Colorectal Cancer Screening
Colorectal cancer occurs when some of the cells that line the colon or the rectum become abnormal and grow out of control. The abnormal growing cells create a tumor, which is the cancer.
Simply put, cancer that begins in the colon is called colon cancer and cancer that begins in the rectum is called rectal cancer. A cancer that affects either of these organs may also be referred to as colorectal cancer.
Colon cancer screenings work by detecting polyps and removing them before they become cancerous. Early detection of cancer that is already present increases the chance of successful treatment and decreases the chance of death from cancer.
Factors that increase the risk of colorectal cancer are:
- Family history of colorectal cancer in a member of your family that is a first degree relative or if the cancer began before age 45.
- Lifestyle factors increase the risk of colorectal cancer. Obesity, alcohol use, cigarette smoking, or a diet high in fat and low in fiber. A diet high in red or processed meats. Also a sedentary lifestyle can increase your risk.
- Prior polyps before the age of 60 are ones at risk for developing colorectal cancer as well as those who have had a prior history.
- Inflammatory bowel disease.
- Inherited conditions such as Familial adenomatous polyposis is an uncommon inherited condition. Nearly 100% of people who have this condition will develop colorectal cancer during their lifetime, most before the age of 65. Hundreds of polyps develop throughout the colon beginning in adolescence.
- Hereditary nonpolyposis colon cancer (lynch syndrome). People with this inherited condition are also at risk for other types of cancer, including ovarian, uterus, stomach, kidney, and bladder.
SIGNS OF COLORECTAL CANCER
According to the American Cancer Society, colorectal cancer might not cause symptoms right away, but if it does, it may cause one or more of these symptoms:
- A change in bowel habits, such as diarrhea, constipation, or narrowing of the stool, that lasts for more than a few days.
- A feeling that you need to have a bowel movement that is not relieved by having one.
- Rectal bleeding with bright red bloo.d
- Blood in the stool, which may make the stool look dark.
- Cramping or abdominal (belly) pain.
- Weakness and fatigue.
- Unintended weight loss.
Many of these symptoms may be caused by other conditions and this is not a comprehensive list but if these symptoms exist, a colorectal cancer screening is vital.
COLORECTAL CANCER PREVENTION
While there are many studies dealing with diet and medication, the most important known prevention to colorectal cancer is to have a colorectal cancer screening. Most colorectal cancers begin as precancerous polyps which are abnormal growths in the colon or rectum. Polyps can exist in the colon for years before invasive cancer develops and they may not cause any symptoms.

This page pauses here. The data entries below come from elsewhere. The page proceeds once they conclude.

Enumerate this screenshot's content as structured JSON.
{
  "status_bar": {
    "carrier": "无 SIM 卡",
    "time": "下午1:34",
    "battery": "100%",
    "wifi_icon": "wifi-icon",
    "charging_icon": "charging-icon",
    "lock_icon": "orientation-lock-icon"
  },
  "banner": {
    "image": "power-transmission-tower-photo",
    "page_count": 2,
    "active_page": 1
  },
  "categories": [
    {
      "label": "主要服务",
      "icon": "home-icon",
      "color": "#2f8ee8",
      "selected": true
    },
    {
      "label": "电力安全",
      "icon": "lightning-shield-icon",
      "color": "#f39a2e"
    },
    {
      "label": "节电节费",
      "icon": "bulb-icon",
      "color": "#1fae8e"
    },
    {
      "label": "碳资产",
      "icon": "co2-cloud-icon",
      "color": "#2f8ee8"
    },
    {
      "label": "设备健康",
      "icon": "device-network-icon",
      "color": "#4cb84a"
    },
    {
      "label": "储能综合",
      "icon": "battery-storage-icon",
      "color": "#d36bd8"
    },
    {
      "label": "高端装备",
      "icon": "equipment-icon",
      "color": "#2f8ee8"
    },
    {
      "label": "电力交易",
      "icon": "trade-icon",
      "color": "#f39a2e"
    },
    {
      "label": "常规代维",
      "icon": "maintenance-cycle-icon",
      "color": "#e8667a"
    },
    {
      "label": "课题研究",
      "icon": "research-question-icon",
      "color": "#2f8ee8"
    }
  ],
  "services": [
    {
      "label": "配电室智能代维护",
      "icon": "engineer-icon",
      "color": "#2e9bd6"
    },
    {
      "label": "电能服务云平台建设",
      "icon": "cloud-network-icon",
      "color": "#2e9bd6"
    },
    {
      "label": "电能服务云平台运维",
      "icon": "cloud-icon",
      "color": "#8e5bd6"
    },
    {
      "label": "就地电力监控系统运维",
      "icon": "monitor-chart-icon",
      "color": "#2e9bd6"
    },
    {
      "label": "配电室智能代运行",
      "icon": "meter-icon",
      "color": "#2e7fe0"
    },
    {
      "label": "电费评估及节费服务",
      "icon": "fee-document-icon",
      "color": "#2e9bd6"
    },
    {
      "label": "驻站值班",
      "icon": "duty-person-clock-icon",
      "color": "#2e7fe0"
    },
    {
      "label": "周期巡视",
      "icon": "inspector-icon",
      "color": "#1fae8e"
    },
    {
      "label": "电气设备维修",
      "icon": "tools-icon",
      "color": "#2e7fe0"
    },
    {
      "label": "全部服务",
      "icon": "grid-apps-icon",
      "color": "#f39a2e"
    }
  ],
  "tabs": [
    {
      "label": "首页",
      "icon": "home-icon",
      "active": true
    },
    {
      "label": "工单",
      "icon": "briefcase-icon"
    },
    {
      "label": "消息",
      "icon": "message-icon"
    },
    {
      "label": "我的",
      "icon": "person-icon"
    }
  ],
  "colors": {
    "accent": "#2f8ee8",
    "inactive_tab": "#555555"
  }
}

Colorectal cancer screenings find precancerous polyps so they can be removed before they develop into cancer. In this way, colorectal cancer is prevented.
COLORECTAL CANCER SCREENING
Screening tests are used to help identify cancers at an early stage and at a curable stage. Screening help identify and treat precancerous abnormal growths that can be removed prior to turning malignant. A colonoscopy allows a physician to see the lining of the rectum and the entire colon.
Prior to a colonoscopy the patient will be given a preparation to help clean out the entire colon and rectum. Before the procedure the patient is given a light sedative to help them relax. A thin lighted tube, that is used to view the lining of the rectum and the entire colon, is inserted into the colon through the rectum so the physician can view the interior of the colon. Polyps and some cancers can be removed during this procedure and biopsies can be taken at this time as well.
Screening should begin at the age of 50 or at an earlier age if there is a family history of colon cancer or if you have an inherited disease that puts you at a higher risk for colorectal cancer. The Rosemark healthcare provider may order a diagnostic colonoscopy if you are having blood in your stools, change in bowel habits, or unexplained abdominal or rectal pain.
Colon screening should be done every 10 years if the first one is normal. If your colon screening is abnormal the patient should follow their provider’s instructions on how often to be screened.
Colorectal cancer can be fatal but with appropriate screening, the cancer can be prevented. If you are 50 years old or older, a colorectal cancer screening is essential to prevention. If you have concerns or you are 50 years or older, call Rosemark for an appointment today! As in most cancers, early detection saves lives!